CSS is made for programming design. It’s a tool that serves both designers and engineers, and that’s precisely why it is often the subject of such debate. Intersections where people with different mental models need to work together tend to be loud and sometimes even hostile—but that’s where learning happens. Natalya Shelburne in the design engineering handbook

Regardless of how we write our code, ultimately it is all compiled down to HTML, CSS and JS. A design engineer must balance the user experience with the developer experience, both empowering the team to write great code in whatever way is right to them, whilst ensuring that doesn’t detrimentally harm the user experience.

Sometimes that means learning and using technologies we wouldn’t normally choose, knowing that it will empower the team to create the best product they can.

Words are another tool.

  • Discussing the challenges design and engineering face
  • Describing the solutions we create
  • Documenting the foundations, prototypes and systems in play

In essence, a design engineer’s goal is to be helpful. Helping UX come to sound decisions, helping research get the most useful insights from their testing, helping designers generate sound & deliverable ideas, and helping engineers understand the design intention. But the primary focus is on doing anything they can to help translate the design for the engineering team.

We talk of ‘creators’ and ‘maintainers’: those who do the work, and those who keep it running well. But I think it’s a spectrum. Design engineers sit firmly in the most ‘creationy’ part of the creator camp, building rapidly, failing early and clearing a way through the bad ideas so the other creators can follow smoothly.

Building rapidly, failing early and clearing a way through the bad ideas so the other creators can follow


So there we are. I think I might actually be a design engineer. It’s not a radical shift from what I’ve already been doing. The foundations, prototypes and design systems I’ve helped create of all fall into this function, and it’s so reassuring to see it’s more than just little old me out there. I can’t wait to dig into this community more.

So that leaves one final question…

Does every project need a design engineer?

I’m going to go out on a limb and say yes, if there is an engineering function bringing the project together. Furthermore, I’m thoroughly convinced that a developer should be involved in the design process of every project. It’s all too easy to put development down stream in the waterfall, but as we know from the design & engineering ‘owl grievances’, the earlier the design engineering involvement, the smoother the process.

  1. Whilst trying my introverted best to calm upset clients.
  2. This might be why I take issue with the “it’s not possible to be full stack” argument. I bet there are plenty of young developers who’ve been thrown into the deep end of small agency world, and have no choice but to spin all the plates and learn all the things. Saying “you can’t be a full stack” is disrespectful for those who don’t have the luxury of specialising.

    Maybe it is ‘impossible’ to load all aspects of development into your noggin if you’re working in city product land.
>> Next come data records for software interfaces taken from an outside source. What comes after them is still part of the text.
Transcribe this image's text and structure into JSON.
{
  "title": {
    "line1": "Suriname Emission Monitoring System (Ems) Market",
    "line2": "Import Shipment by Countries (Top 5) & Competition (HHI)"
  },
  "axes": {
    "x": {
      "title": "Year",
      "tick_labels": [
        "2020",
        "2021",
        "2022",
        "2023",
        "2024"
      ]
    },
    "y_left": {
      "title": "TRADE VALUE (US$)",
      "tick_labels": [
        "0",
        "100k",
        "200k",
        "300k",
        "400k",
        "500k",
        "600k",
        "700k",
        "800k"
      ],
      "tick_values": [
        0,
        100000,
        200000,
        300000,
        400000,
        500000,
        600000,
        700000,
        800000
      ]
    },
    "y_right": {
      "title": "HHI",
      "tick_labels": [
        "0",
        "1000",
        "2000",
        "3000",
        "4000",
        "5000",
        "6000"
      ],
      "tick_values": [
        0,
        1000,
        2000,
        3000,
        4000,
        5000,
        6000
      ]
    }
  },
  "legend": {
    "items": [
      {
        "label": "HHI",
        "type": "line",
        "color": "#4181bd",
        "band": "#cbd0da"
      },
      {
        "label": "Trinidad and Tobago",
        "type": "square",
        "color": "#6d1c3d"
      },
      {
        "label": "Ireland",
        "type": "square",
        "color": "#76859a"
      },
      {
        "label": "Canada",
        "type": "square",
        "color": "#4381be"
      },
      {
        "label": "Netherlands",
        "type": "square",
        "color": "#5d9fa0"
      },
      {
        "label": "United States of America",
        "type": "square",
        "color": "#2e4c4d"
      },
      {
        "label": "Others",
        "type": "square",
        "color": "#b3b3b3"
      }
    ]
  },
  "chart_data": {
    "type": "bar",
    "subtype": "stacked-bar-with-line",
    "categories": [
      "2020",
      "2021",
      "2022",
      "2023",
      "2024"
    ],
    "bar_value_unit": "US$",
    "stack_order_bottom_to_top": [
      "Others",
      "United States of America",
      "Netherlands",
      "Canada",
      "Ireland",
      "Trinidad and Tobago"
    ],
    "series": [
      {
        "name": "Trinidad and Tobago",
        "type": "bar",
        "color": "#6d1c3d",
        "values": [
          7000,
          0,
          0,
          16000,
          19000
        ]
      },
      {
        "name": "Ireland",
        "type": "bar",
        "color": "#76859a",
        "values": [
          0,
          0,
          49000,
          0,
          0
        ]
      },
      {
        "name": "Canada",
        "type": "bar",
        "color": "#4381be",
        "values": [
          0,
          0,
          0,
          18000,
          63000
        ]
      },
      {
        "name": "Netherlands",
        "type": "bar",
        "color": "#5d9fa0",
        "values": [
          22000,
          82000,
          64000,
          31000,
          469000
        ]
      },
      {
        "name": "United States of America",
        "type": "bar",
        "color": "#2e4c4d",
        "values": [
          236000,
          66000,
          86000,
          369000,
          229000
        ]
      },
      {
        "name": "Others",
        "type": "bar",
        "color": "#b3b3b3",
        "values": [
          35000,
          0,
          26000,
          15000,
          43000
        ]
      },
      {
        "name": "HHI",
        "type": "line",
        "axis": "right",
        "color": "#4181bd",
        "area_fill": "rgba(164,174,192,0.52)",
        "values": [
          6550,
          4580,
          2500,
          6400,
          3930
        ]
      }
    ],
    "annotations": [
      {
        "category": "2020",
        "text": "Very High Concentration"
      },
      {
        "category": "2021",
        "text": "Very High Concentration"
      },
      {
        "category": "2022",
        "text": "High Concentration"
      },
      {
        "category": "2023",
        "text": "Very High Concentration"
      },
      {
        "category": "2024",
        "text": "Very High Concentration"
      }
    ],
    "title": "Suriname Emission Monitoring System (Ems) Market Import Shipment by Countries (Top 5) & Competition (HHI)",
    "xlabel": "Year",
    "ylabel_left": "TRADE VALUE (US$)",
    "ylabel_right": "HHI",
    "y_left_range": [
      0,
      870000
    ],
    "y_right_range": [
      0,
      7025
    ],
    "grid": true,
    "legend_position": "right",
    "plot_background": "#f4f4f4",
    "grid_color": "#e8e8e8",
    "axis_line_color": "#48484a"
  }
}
But if you’re building sites for small clients, and there’s no budget for specific devops/frontend/backend/QA roles, you don’t really have a choice.
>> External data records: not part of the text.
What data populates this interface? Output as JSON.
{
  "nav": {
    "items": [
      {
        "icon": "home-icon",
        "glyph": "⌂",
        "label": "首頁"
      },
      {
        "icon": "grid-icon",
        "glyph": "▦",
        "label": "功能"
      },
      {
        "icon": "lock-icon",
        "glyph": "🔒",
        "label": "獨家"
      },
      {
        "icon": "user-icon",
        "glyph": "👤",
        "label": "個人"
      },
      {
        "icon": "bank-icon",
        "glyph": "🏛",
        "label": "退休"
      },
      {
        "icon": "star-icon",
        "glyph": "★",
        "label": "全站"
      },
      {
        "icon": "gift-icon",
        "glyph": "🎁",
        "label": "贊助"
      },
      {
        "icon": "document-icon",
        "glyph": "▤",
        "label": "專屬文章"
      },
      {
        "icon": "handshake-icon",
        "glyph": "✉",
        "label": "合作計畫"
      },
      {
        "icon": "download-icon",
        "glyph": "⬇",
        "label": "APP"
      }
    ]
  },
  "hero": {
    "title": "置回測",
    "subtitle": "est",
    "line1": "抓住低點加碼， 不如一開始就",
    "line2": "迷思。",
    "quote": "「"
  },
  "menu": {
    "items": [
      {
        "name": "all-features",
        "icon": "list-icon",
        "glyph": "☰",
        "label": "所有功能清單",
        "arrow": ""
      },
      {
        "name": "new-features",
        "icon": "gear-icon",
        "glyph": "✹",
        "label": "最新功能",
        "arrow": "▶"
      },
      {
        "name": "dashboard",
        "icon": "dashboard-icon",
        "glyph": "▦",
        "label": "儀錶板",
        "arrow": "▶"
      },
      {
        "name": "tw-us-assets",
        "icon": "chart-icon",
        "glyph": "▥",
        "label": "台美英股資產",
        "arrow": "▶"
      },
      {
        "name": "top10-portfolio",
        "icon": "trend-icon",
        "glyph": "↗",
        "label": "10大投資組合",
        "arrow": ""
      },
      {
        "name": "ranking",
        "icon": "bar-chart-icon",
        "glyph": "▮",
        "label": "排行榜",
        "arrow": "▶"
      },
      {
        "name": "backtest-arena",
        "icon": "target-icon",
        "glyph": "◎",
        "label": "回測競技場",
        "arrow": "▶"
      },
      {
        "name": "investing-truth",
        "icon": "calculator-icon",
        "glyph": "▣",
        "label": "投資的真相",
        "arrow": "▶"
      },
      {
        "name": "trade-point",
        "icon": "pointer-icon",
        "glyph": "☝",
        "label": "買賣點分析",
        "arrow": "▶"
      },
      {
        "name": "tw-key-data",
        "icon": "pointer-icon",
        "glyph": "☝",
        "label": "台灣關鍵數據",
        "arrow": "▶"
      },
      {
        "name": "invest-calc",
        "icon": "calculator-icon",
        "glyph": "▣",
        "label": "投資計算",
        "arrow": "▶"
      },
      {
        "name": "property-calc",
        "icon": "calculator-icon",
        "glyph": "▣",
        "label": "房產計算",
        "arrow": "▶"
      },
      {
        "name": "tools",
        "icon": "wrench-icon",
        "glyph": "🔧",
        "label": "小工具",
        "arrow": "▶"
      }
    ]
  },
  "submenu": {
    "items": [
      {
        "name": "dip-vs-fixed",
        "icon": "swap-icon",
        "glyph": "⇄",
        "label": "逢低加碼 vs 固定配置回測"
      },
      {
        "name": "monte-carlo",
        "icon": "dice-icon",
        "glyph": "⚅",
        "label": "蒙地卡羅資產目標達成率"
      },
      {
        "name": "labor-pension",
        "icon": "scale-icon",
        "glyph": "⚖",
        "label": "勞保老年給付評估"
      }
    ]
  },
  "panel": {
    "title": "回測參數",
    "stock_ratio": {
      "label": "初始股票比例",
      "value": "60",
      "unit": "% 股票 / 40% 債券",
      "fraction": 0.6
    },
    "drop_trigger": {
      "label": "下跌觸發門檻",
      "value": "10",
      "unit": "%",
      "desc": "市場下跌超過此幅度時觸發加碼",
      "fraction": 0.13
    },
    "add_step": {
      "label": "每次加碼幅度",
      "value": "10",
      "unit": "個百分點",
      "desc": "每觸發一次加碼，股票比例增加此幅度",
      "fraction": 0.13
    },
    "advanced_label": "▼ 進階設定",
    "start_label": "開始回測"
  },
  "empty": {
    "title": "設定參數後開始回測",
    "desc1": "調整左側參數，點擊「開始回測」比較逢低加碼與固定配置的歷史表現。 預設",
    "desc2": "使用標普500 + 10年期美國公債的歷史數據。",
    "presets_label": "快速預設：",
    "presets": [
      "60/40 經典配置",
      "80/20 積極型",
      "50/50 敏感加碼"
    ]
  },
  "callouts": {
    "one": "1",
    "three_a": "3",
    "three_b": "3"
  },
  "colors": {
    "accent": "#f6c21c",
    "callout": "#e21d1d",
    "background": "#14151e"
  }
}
  3. Whether you like the term engineering or not, you can’t deny its prevalence in the industry.
  4. Natalya Shelburne, Adekunle Oduye, Kim Williams, Eddie Lou are all doing amazing work in this space. I’m so grateful to have found their resources.

Posted on in Web